**WHAT IS NEEDED:**
Go through the data below. Pull out every line that has the word "phẩm".

**INFORMATION:**

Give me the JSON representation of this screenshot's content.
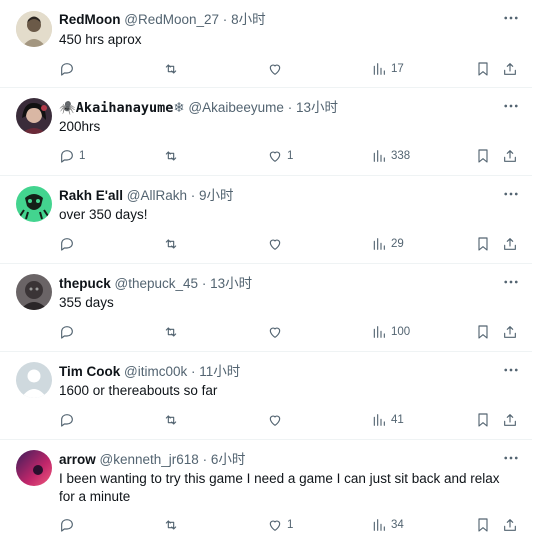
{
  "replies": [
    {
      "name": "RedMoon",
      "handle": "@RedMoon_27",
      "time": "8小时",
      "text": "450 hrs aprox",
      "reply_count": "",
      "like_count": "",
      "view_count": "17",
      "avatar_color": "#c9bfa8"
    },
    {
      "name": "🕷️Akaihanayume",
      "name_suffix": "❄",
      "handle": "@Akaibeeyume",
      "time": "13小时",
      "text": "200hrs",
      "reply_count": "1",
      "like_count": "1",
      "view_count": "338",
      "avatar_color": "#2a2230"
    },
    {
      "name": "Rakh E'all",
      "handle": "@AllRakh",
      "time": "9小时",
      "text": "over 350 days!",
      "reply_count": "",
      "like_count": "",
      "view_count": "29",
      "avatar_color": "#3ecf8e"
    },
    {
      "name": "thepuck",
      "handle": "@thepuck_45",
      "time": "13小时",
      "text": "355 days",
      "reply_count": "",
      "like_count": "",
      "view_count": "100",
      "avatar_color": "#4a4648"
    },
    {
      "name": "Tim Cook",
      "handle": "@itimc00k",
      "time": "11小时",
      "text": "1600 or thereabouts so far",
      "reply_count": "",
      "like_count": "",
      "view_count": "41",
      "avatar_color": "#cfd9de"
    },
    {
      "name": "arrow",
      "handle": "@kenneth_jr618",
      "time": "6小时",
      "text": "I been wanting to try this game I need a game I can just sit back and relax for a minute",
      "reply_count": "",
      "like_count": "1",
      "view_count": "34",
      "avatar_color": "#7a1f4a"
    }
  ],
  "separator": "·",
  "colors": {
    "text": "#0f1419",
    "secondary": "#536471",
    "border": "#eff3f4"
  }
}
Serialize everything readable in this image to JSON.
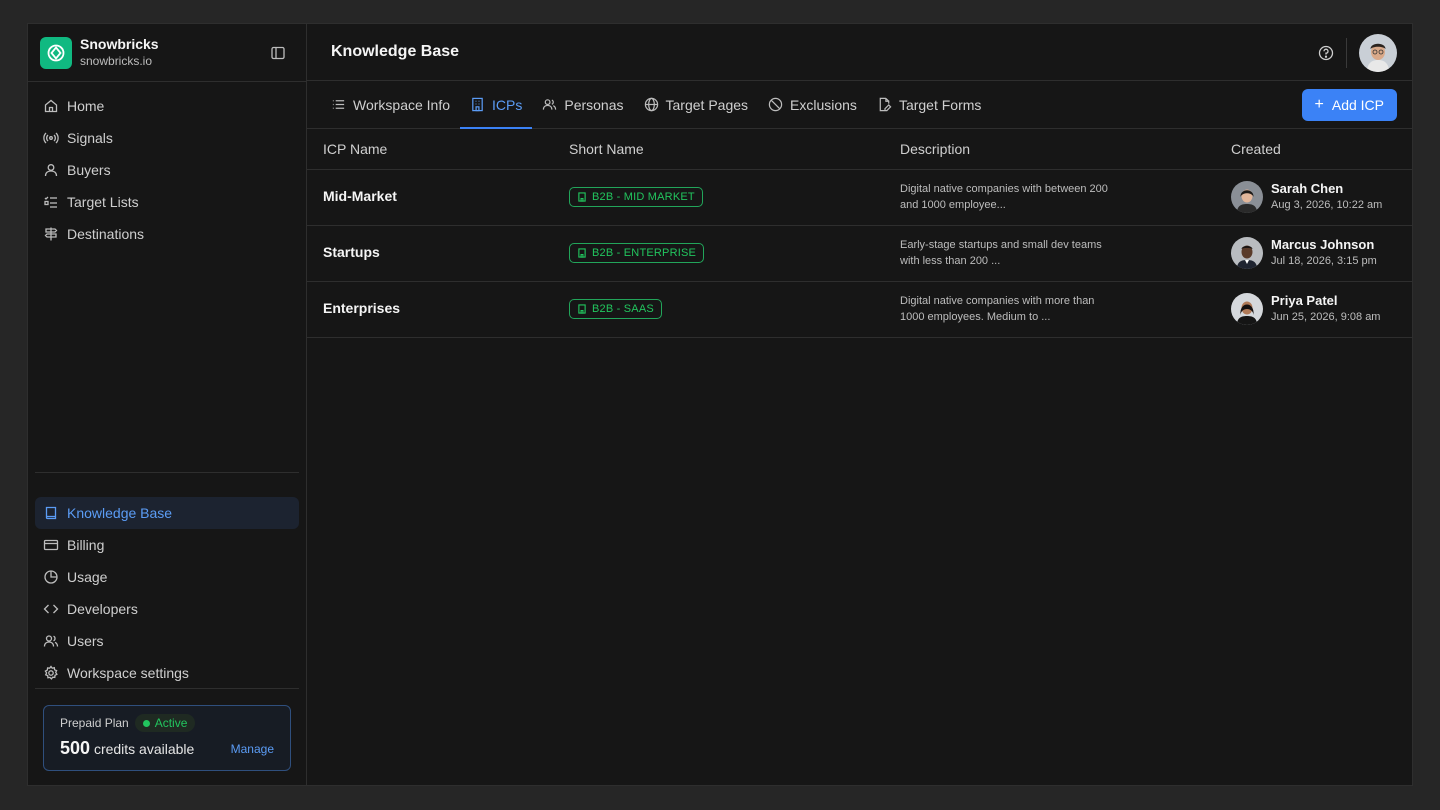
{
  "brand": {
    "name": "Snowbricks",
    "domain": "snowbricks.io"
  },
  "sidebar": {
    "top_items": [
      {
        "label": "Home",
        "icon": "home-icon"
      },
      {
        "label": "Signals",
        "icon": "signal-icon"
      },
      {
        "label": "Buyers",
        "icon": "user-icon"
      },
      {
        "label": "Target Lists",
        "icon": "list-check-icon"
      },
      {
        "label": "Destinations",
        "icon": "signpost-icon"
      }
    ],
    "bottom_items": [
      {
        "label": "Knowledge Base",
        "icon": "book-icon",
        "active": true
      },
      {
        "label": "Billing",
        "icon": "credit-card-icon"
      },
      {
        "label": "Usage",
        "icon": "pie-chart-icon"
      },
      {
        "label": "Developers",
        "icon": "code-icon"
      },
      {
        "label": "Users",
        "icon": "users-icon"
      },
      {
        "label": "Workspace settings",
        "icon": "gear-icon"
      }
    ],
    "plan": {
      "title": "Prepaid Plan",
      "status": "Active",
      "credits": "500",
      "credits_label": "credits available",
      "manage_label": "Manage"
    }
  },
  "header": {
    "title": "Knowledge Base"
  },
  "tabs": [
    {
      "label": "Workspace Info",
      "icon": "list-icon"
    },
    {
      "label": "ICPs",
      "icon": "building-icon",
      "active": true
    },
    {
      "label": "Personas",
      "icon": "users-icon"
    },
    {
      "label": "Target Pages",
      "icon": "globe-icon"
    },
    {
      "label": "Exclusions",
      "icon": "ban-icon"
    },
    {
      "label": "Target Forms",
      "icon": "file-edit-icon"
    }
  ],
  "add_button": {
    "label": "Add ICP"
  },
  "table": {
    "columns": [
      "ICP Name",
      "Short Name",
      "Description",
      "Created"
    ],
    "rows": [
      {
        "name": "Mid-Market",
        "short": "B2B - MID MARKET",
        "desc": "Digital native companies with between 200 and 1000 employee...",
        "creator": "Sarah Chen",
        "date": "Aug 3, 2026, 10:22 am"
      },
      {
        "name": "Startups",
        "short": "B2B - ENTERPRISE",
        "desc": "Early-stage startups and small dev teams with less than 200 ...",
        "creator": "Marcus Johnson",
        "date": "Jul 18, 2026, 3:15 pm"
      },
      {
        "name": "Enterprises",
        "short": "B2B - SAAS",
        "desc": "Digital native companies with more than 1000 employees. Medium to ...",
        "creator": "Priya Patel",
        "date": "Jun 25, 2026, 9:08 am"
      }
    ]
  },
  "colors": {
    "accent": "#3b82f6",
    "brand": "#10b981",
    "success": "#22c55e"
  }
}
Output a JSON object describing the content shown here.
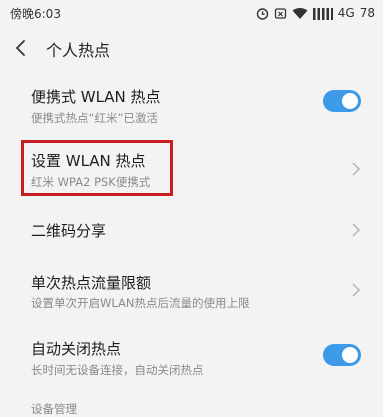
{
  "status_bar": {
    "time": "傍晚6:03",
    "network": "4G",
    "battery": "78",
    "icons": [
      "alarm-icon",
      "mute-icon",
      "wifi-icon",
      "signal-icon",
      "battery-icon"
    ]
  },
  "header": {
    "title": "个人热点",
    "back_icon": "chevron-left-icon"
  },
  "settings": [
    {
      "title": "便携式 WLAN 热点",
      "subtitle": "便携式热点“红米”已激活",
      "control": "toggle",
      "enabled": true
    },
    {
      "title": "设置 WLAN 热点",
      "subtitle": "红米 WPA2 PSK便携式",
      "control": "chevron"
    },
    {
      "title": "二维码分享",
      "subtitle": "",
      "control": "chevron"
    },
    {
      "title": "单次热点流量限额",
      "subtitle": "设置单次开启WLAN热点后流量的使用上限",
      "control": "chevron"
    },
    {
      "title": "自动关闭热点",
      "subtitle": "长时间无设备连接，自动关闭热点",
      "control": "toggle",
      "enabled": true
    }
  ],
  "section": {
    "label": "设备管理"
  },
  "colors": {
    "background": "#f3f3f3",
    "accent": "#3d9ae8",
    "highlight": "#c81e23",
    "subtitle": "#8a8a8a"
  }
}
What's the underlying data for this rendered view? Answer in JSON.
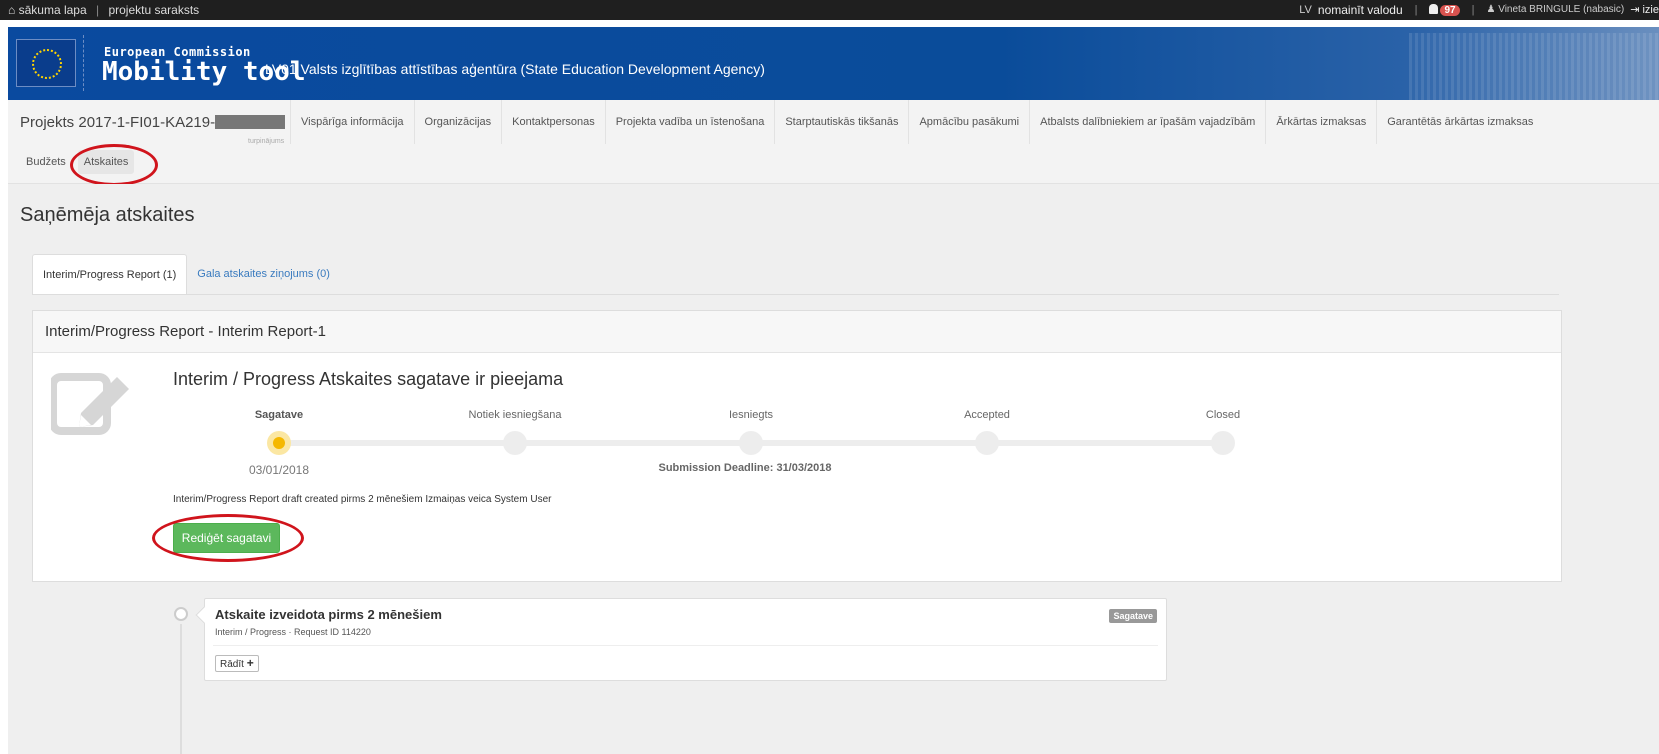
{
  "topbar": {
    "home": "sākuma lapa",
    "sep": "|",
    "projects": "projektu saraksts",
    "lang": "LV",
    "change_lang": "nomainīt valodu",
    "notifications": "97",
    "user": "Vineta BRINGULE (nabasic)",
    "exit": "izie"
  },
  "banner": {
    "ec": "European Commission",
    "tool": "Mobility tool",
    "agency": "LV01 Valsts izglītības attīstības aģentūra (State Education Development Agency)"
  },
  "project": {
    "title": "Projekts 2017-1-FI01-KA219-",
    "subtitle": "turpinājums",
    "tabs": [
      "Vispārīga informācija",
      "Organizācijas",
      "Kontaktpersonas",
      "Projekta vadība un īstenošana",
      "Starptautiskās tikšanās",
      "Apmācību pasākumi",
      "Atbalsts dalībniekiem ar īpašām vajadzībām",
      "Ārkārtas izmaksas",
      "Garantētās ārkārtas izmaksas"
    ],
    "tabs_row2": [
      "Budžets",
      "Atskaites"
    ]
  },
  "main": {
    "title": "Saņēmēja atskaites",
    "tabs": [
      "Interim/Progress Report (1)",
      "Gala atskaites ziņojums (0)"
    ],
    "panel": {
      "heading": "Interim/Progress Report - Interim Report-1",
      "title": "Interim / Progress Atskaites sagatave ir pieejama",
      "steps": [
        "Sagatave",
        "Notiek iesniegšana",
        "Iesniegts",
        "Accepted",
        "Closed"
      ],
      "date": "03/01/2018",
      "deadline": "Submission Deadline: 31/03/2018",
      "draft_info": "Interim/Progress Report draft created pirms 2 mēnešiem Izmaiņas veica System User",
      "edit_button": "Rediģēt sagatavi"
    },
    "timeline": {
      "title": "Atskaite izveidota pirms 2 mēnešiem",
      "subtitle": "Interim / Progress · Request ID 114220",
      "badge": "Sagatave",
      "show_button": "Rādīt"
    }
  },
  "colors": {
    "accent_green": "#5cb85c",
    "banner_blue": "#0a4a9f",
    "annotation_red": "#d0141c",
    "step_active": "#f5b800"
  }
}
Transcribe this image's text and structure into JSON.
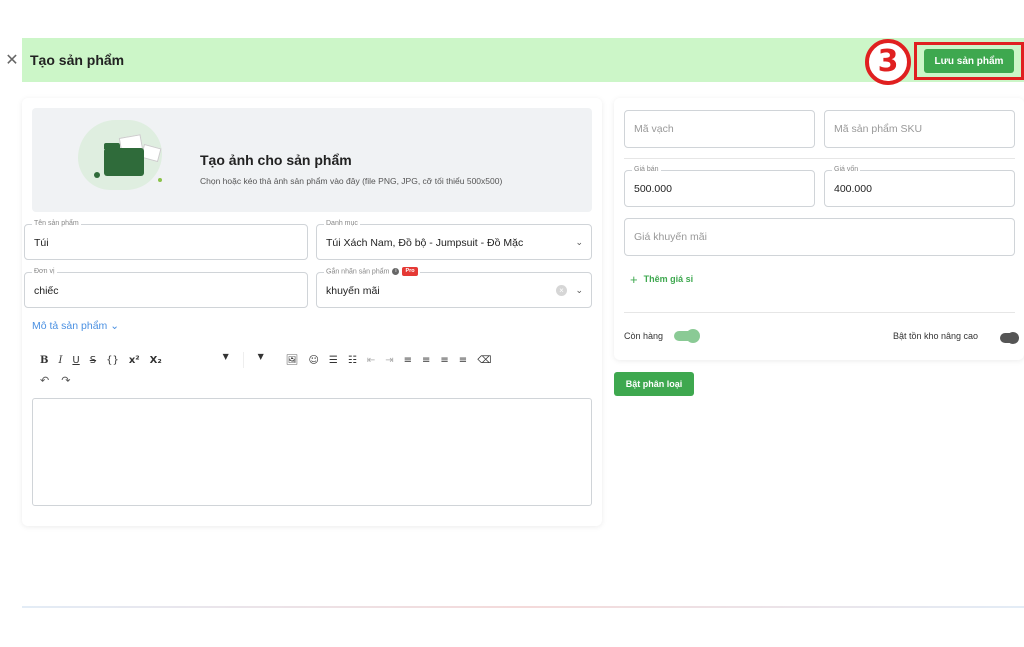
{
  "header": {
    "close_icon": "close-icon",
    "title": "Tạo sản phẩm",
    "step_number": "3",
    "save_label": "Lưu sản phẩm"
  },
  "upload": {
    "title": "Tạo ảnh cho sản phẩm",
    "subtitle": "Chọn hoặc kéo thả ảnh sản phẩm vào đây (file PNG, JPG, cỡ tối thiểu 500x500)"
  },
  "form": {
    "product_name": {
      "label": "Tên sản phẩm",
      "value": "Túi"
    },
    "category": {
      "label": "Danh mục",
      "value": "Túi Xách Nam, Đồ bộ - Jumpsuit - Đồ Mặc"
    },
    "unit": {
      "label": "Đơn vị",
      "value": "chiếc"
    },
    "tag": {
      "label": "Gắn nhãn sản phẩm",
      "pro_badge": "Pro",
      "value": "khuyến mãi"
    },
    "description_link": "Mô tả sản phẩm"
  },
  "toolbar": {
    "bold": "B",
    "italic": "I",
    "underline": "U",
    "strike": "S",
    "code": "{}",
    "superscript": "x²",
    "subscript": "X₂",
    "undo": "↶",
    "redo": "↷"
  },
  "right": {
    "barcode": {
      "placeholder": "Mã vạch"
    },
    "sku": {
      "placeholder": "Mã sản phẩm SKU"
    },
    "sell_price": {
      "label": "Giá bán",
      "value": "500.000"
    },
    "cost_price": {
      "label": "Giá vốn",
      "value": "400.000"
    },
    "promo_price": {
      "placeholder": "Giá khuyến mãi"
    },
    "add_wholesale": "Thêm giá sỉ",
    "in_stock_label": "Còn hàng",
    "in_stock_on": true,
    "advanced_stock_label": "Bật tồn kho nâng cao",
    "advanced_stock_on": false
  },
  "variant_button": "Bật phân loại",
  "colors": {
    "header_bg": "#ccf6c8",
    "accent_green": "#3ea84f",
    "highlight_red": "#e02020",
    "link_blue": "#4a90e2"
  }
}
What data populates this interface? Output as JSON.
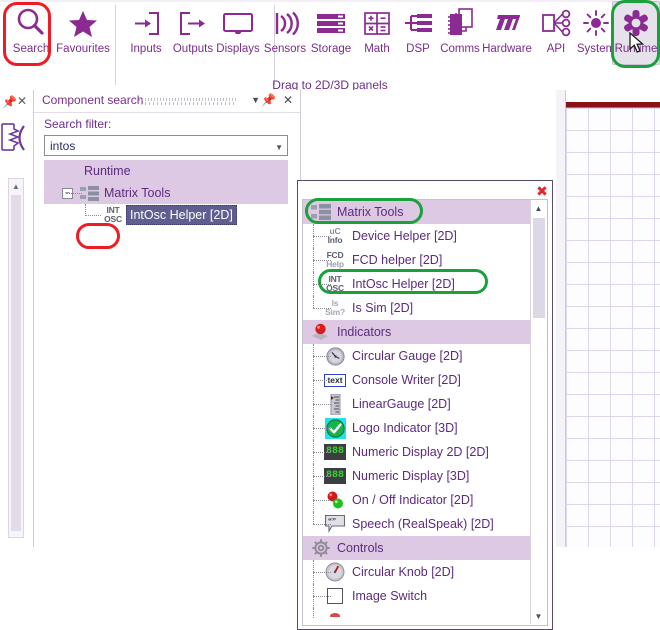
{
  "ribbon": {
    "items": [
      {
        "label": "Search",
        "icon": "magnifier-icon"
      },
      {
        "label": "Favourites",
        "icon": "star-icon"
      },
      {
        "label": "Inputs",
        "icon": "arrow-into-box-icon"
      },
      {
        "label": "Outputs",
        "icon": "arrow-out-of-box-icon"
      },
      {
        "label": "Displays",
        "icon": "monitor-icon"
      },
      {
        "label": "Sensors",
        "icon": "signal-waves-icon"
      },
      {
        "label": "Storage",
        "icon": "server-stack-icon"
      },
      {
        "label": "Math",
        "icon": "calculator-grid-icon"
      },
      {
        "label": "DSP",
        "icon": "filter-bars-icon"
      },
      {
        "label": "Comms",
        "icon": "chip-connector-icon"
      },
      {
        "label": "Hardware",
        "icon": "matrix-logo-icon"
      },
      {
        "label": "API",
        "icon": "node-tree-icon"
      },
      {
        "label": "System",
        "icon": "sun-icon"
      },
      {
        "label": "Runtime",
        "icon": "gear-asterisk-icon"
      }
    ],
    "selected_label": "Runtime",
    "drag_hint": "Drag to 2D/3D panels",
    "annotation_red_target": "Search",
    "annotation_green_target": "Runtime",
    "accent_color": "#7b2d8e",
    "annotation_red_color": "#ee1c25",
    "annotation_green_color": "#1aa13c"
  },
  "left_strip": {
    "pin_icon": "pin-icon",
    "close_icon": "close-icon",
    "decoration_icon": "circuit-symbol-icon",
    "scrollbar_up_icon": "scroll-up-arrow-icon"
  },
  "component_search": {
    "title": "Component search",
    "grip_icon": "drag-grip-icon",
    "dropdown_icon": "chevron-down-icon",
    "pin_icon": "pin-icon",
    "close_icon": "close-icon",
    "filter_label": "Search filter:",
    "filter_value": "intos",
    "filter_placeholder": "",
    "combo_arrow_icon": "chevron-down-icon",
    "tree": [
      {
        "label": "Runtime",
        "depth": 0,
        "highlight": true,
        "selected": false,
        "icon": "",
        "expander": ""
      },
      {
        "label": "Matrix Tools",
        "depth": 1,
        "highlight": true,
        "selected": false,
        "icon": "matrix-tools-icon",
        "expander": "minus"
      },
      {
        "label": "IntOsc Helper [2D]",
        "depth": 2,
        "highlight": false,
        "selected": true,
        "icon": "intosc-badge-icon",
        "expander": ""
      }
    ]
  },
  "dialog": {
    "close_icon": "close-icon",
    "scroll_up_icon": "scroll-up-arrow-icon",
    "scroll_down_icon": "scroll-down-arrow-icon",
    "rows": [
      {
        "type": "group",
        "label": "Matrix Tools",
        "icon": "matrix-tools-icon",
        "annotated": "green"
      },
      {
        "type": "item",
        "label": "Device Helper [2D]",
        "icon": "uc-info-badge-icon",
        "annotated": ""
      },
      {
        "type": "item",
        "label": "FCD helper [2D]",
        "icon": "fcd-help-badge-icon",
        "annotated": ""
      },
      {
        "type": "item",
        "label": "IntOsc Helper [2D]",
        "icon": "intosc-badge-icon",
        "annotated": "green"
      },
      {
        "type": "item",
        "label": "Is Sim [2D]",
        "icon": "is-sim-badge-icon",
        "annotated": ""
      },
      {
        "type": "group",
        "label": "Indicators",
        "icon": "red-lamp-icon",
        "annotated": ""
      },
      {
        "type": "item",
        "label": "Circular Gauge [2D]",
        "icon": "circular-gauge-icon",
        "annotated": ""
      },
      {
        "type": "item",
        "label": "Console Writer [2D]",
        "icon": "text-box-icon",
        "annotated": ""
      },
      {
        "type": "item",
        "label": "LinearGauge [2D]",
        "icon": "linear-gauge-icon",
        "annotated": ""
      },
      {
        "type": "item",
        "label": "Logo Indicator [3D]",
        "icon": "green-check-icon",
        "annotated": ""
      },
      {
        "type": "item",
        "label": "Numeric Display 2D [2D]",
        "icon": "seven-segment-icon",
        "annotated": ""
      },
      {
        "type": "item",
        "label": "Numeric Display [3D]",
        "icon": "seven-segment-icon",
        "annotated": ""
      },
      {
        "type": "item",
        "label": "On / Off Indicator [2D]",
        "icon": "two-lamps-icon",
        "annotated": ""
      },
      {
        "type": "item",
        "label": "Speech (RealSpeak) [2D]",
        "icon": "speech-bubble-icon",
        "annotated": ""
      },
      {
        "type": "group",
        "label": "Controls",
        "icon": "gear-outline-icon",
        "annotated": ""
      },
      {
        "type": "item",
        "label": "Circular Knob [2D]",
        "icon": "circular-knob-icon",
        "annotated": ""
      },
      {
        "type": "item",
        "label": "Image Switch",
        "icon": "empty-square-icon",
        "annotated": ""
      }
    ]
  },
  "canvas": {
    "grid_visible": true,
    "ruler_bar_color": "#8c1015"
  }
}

**RESULT FOR THIS EXERCISE:**
    "title": "Tạo sản phẩm",
    "save_label": "Lưu sản phẩm"
    "title": "Tạo ảnh cho sản phẩm",
    "subtitle": "Chọn hoặc kéo thả ảnh sản phẩm vào đây (file PNG, JPG, cỡ tối thiểu 500x500)"
      "label": "Tên sản phẩm",
      "label": "Gắn nhãn sản phẩm",
    "description_link": "Mô tả sản phẩm"
      "placeholder": "Mã sản phẩm SKU"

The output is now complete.